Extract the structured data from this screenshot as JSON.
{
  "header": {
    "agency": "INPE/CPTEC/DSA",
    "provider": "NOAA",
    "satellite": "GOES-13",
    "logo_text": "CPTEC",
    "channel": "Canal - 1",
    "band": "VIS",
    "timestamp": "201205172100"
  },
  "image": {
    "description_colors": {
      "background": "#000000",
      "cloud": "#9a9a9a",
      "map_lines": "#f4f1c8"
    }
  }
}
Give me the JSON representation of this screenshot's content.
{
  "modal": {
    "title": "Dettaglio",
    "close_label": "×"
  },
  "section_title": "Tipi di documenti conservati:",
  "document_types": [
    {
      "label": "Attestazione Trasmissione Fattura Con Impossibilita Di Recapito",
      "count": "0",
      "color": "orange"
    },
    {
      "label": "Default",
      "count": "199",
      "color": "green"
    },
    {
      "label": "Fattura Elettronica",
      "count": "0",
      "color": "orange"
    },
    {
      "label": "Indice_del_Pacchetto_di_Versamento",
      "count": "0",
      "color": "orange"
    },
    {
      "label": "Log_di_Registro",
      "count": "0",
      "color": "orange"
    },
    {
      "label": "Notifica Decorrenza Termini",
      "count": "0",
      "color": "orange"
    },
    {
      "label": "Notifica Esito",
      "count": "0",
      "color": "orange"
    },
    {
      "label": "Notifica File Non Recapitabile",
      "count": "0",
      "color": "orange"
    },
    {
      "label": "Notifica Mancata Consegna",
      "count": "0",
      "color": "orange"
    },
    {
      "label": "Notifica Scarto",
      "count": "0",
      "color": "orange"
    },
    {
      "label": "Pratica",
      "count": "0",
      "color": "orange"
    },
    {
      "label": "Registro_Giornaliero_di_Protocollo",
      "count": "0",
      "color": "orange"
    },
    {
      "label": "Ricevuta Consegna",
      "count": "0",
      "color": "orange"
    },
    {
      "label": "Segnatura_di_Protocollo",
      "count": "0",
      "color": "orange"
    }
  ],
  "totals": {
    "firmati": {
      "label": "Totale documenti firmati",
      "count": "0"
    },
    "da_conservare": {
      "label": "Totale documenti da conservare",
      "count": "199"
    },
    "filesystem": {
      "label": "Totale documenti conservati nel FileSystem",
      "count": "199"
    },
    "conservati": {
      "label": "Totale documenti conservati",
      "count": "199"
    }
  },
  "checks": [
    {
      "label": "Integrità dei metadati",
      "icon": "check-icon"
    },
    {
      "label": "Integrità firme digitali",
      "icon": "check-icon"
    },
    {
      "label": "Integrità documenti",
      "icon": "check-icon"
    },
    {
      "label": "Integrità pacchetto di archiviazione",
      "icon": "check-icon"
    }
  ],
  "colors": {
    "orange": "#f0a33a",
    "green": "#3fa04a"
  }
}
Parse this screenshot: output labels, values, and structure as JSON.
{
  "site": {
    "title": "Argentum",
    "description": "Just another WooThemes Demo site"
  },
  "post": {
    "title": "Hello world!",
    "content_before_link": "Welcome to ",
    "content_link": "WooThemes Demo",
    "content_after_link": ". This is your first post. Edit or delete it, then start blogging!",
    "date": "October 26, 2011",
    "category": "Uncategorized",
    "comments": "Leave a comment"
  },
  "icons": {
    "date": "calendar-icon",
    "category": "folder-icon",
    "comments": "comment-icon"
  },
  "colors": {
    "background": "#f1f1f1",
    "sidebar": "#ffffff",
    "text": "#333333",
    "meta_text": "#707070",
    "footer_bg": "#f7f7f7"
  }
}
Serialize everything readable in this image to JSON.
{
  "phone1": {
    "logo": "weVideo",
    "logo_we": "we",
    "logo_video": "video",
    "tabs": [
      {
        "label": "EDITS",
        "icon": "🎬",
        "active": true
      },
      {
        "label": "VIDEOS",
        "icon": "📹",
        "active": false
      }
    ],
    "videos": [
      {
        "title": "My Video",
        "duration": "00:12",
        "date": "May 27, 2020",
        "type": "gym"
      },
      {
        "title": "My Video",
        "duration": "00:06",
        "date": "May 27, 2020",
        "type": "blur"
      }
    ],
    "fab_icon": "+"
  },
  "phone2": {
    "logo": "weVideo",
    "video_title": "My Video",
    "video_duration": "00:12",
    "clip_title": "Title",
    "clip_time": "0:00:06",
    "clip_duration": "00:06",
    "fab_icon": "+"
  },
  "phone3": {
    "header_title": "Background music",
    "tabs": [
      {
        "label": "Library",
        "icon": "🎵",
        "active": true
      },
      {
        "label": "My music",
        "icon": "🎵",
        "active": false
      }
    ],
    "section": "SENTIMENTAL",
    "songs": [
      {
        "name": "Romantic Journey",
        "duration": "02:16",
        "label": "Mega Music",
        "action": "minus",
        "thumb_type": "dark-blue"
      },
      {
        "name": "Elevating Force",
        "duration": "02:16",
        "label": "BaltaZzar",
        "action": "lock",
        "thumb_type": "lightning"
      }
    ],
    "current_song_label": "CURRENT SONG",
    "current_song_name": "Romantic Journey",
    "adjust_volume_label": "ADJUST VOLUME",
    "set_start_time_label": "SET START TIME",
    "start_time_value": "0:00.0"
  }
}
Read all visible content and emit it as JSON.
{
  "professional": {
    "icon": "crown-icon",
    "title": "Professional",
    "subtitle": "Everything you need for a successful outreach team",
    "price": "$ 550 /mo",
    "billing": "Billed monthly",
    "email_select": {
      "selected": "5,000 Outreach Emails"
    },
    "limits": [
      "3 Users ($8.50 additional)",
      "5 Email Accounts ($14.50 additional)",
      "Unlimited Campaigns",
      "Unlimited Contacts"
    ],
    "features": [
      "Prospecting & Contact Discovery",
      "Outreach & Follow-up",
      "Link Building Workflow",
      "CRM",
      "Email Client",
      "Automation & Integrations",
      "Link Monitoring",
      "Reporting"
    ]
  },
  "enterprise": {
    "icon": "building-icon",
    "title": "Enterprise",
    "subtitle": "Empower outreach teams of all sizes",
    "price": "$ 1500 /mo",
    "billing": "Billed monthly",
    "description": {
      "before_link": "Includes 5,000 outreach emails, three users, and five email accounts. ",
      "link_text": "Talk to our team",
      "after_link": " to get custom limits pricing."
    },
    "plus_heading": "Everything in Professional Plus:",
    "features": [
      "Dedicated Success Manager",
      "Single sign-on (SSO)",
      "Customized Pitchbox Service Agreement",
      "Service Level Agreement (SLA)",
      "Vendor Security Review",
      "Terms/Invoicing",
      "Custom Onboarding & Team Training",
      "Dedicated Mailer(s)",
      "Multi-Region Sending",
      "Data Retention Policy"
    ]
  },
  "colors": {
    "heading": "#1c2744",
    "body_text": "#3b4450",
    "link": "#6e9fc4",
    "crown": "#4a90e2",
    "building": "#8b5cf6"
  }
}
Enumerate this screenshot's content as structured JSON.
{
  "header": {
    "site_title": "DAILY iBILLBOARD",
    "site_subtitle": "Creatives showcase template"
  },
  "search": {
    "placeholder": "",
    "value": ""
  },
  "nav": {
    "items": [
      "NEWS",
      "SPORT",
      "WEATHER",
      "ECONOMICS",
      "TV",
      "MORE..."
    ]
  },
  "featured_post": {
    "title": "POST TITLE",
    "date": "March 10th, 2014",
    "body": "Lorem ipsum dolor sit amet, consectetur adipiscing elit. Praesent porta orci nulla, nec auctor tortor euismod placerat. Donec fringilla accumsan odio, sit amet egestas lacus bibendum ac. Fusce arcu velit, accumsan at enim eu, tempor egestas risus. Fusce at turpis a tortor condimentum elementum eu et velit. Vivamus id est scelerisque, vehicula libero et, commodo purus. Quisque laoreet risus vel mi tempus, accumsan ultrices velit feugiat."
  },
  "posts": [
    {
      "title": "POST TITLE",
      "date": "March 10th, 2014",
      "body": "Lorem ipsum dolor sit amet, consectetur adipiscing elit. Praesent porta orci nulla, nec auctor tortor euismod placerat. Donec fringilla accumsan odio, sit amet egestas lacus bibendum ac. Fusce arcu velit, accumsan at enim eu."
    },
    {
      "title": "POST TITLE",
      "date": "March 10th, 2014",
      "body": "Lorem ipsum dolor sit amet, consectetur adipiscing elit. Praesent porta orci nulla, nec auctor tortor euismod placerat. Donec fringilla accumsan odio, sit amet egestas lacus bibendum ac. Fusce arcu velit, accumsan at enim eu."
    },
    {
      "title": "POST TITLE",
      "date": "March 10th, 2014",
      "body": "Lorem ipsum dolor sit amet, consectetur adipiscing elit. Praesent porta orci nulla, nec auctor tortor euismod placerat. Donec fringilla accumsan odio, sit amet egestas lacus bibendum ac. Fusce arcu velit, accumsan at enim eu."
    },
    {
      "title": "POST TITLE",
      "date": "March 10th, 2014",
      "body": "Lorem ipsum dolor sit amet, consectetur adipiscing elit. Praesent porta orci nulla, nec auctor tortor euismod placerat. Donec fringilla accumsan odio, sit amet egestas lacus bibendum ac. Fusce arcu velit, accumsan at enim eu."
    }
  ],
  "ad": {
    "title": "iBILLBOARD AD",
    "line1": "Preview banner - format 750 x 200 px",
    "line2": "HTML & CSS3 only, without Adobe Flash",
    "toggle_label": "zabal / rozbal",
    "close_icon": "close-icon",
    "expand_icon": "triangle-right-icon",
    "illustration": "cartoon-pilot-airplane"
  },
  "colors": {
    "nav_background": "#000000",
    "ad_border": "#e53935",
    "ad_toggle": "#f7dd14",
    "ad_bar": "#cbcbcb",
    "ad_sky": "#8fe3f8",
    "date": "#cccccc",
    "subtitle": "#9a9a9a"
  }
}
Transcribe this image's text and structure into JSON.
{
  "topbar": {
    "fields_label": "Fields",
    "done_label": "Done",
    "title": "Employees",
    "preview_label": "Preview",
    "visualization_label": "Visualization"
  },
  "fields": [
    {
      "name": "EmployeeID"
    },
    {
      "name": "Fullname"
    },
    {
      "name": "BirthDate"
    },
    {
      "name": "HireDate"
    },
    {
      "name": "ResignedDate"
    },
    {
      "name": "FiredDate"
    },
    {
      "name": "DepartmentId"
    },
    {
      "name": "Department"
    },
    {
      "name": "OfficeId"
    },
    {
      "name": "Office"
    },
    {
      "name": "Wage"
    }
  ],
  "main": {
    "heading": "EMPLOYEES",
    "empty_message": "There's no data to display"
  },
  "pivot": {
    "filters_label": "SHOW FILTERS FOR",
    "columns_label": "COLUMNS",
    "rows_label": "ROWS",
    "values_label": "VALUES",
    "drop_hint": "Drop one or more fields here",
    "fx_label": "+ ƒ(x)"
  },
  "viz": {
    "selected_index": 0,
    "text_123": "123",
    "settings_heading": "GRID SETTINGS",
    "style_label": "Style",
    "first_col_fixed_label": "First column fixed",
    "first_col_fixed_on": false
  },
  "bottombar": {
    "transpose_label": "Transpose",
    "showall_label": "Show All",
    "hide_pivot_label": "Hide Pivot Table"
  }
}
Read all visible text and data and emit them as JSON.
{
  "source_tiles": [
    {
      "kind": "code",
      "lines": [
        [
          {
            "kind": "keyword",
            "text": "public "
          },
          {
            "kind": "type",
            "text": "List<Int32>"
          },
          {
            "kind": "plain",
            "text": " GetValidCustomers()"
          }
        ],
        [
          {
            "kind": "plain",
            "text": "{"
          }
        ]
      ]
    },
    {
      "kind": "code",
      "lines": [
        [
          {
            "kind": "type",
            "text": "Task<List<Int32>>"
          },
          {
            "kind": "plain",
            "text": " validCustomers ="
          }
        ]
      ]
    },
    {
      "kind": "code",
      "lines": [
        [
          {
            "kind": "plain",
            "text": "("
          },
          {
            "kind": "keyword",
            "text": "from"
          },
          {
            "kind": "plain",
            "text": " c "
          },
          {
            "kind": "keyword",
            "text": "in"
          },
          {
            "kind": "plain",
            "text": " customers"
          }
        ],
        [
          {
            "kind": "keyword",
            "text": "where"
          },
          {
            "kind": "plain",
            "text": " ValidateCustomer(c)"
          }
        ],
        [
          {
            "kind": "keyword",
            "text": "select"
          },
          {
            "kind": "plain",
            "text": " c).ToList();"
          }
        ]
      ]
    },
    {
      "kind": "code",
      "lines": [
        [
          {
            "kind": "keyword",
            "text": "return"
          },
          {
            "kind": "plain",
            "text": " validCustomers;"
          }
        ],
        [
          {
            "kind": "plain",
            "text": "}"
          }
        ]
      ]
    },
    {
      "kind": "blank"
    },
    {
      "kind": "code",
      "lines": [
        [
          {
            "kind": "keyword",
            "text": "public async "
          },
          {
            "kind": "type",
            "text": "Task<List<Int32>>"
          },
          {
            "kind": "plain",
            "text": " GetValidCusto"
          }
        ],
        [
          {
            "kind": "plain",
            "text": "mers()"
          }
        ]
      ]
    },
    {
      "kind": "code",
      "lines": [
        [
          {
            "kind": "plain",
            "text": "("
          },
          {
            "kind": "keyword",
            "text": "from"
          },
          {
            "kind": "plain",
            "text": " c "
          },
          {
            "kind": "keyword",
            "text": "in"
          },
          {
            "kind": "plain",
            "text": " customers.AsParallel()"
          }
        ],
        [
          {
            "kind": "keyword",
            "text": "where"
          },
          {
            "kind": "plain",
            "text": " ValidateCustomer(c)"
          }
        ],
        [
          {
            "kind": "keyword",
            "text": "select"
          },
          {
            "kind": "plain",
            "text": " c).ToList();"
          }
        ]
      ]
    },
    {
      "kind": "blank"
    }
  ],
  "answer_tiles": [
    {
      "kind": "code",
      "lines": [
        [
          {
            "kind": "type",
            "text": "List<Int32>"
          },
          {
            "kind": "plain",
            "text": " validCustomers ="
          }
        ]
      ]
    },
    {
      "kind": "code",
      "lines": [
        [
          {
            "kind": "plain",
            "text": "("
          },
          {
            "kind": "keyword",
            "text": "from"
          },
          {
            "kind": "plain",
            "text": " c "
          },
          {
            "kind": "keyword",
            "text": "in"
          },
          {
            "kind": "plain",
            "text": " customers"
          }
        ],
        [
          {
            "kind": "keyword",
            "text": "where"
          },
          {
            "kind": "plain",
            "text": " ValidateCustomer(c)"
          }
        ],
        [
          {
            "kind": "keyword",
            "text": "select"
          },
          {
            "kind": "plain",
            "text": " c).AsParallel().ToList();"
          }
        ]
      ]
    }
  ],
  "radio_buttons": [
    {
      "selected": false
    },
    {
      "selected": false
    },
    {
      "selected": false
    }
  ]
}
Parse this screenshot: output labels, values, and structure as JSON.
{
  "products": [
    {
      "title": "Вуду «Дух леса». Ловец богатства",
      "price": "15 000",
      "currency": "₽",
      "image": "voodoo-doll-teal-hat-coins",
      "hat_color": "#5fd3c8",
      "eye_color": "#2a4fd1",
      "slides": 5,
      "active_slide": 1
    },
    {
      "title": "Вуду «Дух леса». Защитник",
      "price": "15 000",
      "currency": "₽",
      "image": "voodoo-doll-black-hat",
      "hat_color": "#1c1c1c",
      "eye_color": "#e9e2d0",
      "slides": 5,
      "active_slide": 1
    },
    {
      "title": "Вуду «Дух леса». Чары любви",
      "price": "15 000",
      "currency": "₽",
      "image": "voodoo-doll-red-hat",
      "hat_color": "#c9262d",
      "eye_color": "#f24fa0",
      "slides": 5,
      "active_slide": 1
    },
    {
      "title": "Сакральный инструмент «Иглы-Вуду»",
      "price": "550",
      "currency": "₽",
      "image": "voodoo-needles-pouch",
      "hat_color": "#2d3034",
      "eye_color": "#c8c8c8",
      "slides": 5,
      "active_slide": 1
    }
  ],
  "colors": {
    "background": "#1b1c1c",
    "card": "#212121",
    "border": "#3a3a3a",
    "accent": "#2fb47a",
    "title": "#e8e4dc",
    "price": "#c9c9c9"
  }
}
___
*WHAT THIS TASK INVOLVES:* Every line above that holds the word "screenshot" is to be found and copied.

*THE COMPLETED TASK:*
Extract the structured data from this screenshot as JSON.
Give me the JSON representation of this screenshot's content.
Parse this screenshot: output labels, values, and structure as JSON.
Enumerate this screenshot's content as structured JSON.
Parse this screenshot: output labels, values, and structure as JSON.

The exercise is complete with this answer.